It's natural to want to keep your hamster in your room -- like a nightlight, your furry buddy's presence can bring comfort. If you don't know what to expect, though, or if you don't provide your hamster with the necessary creature comforts, your pet's presence in your room won't just test your patience, it will be downright maddening. If you keep your little guy happy and maintain realistic expectations, though, keeping him in your room with you can be rewarding.
Odor is a primary concern when keeping your hamster's habitat in your bedroom, or anywhere for that matter. If you don't clean out the cage regularly, the smells that accumulate will make your bedroom smell unpleasant, not to mention letting cleanup lapse is inhumane for your pet. Scoop out the cage once a day, and dump it all out once a week and clean it with water and a mild detergent before drying thoroughly and applying fresh lining. Make sure the cage is away from direct sunlight and drafts, both of which make smells more potent to you and are health concerns for your pet. Keep your hamster in your bedroom only if you keep it warm in there, as cooler temperatures can send a hamster into hibernation. Temperatures of 65 degrees Fahrenheit to 75 degrees Fahrenheit are appropriate for a hamster.
Most of the time, hamsters pretty much take care of themselves -- they don't need as much personal playtime as, say, a puppy. That doesn't mean you can just leave him to his own devices all the time. Hamsters need your attention daily -- actually nightly -- and if you don't give it to him, he'll complain. Since hamsters are nocturnal animals, this means he'll be vying for your attention when you're trying to count sheep.
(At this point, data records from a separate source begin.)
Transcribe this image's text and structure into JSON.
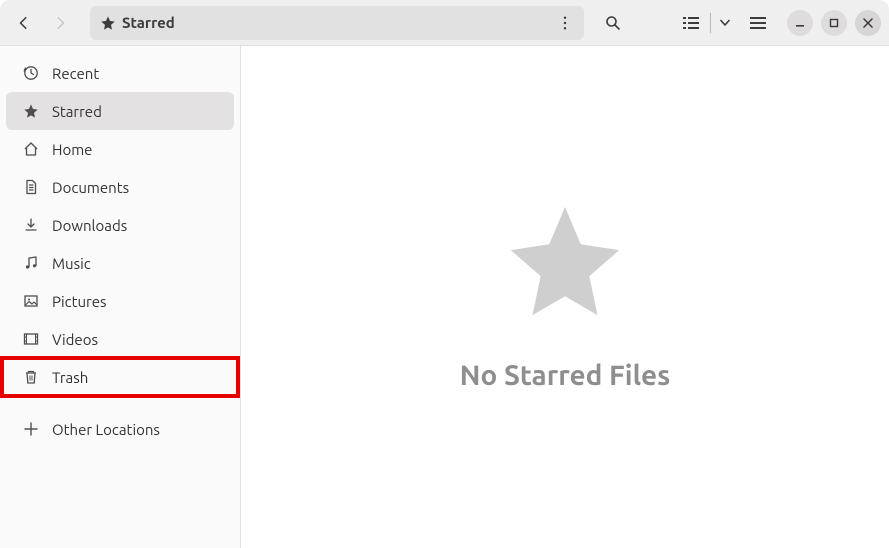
{
  "header": {
    "path_label": "Starred"
  },
  "sidebar": {
    "items": [
      {
        "icon": "clock-icon",
        "label": "Recent"
      },
      {
        "icon": "star-icon",
        "label": "Starred"
      },
      {
        "icon": "home-icon",
        "label": "Home"
      },
      {
        "icon": "document-icon",
        "label": "Documents"
      },
      {
        "icon": "download-icon",
        "label": "Downloads"
      },
      {
        "icon": "music-icon",
        "label": "Music"
      },
      {
        "icon": "picture-icon",
        "label": "Pictures"
      },
      {
        "icon": "video-icon",
        "label": "Videos"
      }
    ],
    "trash_label": "Trash",
    "other_locations_label": "Other Locations"
  },
  "main": {
    "empty_text": "No Starred Files"
  }
}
To keep his cage in your room, then, you need to give him attention before bedtime -- take him out of the cage for playtime or hanging out. That way, he won't spend all night chewing on the cage bars and whining for your love. Upon your waking, if your hamster hasn't turned in for the "night," is another good time to play with him.
Giving Chew Toys
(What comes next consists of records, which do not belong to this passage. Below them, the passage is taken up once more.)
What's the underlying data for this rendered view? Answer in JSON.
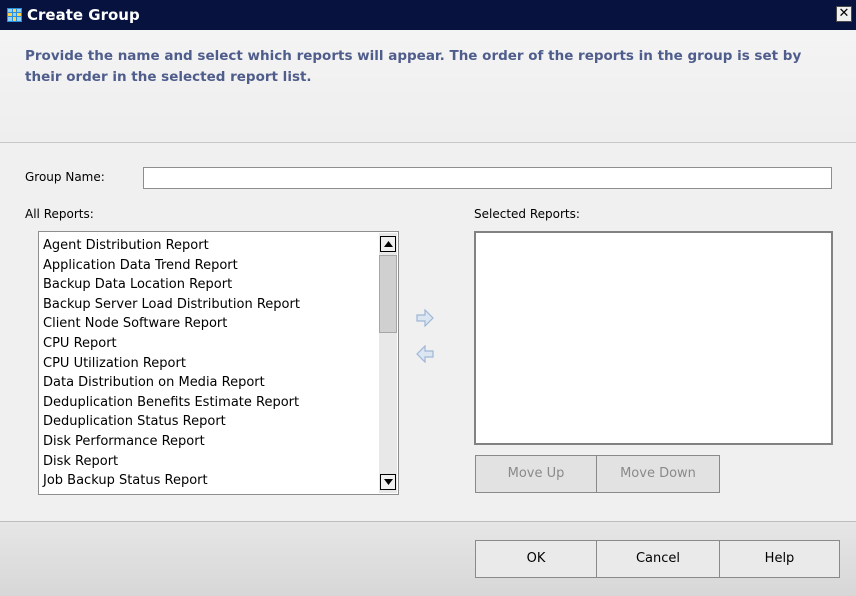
{
  "window": {
    "title": "Create Group",
    "close_label": "✕"
  },
  "instructions": "Provide the name and select which reports will appear.  The order of the reports in the group is set by their order in the selected report list.",
  "group_name": {
    "label": "Group Name:",
    "value": ""
  },
  "all_reports": {
    "label": "All Reports:",
    "items": [
      "Agent Distribution Report",
      "Application Data Trend Report",
      "Backup Data Location Report",
      "Backup Server Load Distribution Report",
      "Client Node Software Report",
      "CPU Report",
      "CPU Utilization Report",
      "Data Distribution on Media Report",
      "Deduplication Benefits Estimate Report",
      "Deduplication Status Report",
      "Disk Performance Report",
      "Disk Report",
      "Job Backup Status Report"
    ]
  },
  "selected_reports": {
    "label": "Selected Reports:",
    "items": []
  },
  "buttons": {
    "move_up": "Move Up",
    "move_down": "Move Down",
    "ok": "OK",
    "cancel": "Cancel",
    "help": "Help"
  },
  "icons": {
    "title": "grid-app-icon",
    "add": "right-arrow-icon",
    "remove": "left-arrow-icon",
    "scroll_up": "scroll-up-icon",
    "scroll_down": "scroll-down-icon"
  },
  "colors": {
    "titlebar": "#07123f",
    "instruction_text": "#4f5d8c",
    "arrow": "#9fb6d6"
  }
}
Hamsters love to chew. It isn't their fault -- it's because their teeth grow constantly, and they have to keep them filed down. If you don't give your little buddy something to chew on, like branch, a hard treat or a chew toy designed for hamsters, he's going to grind down his teeth by chewing on the bars of his cage. A metal cage means a clanging noise that is all but guaranteed to keep you up at night. If it's plastic or wood, he'll eventually gnaw through it and escape, which makes any night a little more interesting. Keep him stocked on less-noisy chew toys and one or two chew sticks a week to keep the racket down.
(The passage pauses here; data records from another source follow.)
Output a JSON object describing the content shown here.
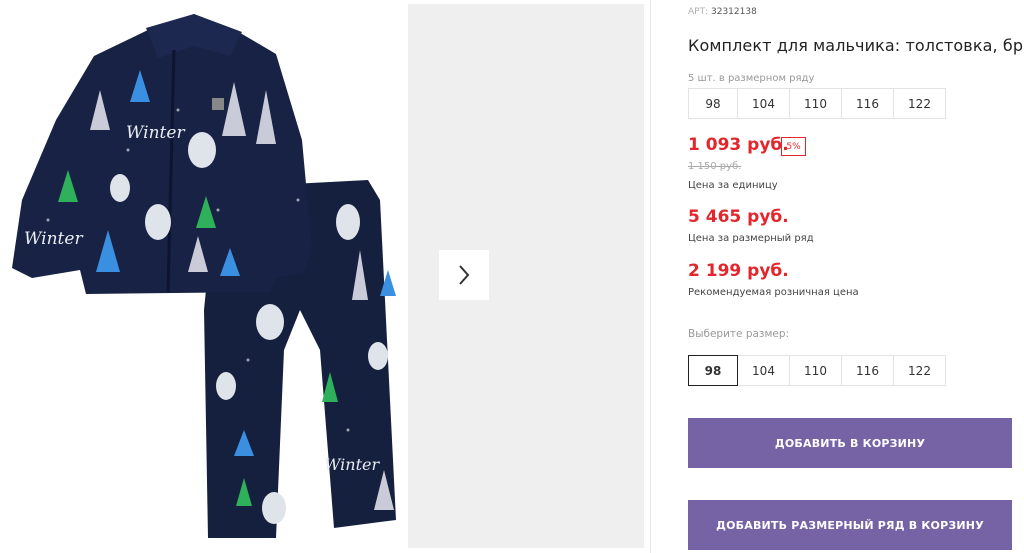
{
  "gallery": {
    "next_icon": "chevron-right-icon",
    "photo_text": "Winter"
  },
  "product": {
    "sku_label": "АРТ:",
    "sku_value": "32312138",
    "title": "Комплект для мальчика: толстовка, брюки",
    "pack_note": "5 шт. в размерном ряду",
    "row_sizes": [
      "98",
      "104",
      "110",
      "116",
      "122"
    ],
    "price_unit": "1 093 руб.",
    "discount_badge": "5%",
    "old_price": "1 150 руб.",
    "price_unit_caption": "Цена за единицу",
    "price_row": "5 465 руб.",
    "price_row_caption": "Цена за размерный ряд",
    "price_retail": "2 199 руб.",
    "price_retail_caption": "Рекомендуемая розничная цена",
    "choose_size_label": "Выберите размер:",
    "size_options": [
      "98",
      "104",
      "110",
      "116",
      "122"
    ],
    "selected_size": "98",
    "add_to_cart_label": "ДОБАВИТЬ В КОРЗИНУ",
    "add_row_to_cart_label": "ДОБАВИТЬ РАЗМЕРНЫЙ РЯД В КОРЗИНУ"
  },
  "colors": {
    "accent": "#7563a6",
    "price": "#e2262b",
    "fabric": "#15203f"
  }
}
Hamsters are nocturnal, and no matter how much attention and how many chew toys you give to yours, he's going to make noise at night. Whether he's scampering and digging in his cage, squeaking or running on his little hamster wheel for exercise, you're going to hear hamster activity after the lights go out. If you're a light sleeper, you may need to rethink your decision to keep the hamster in your room -- you can't force him to convert to sleeping at night. Of course, if you're a deep sleeper, you probably won't even notice the sounds of his nightly routine, so more power to you.
hamster image by cat from Fotolia.com
Tom Ryan is a freelance writer, editor and English tutor. He graduated from the University of Pittsburgh with a degree in English writing, and has also worked as an arts and entertainment reporter with "The Pitt News" and a public relations and advertising copywriter with the Carnegie Library of Pittsburgh.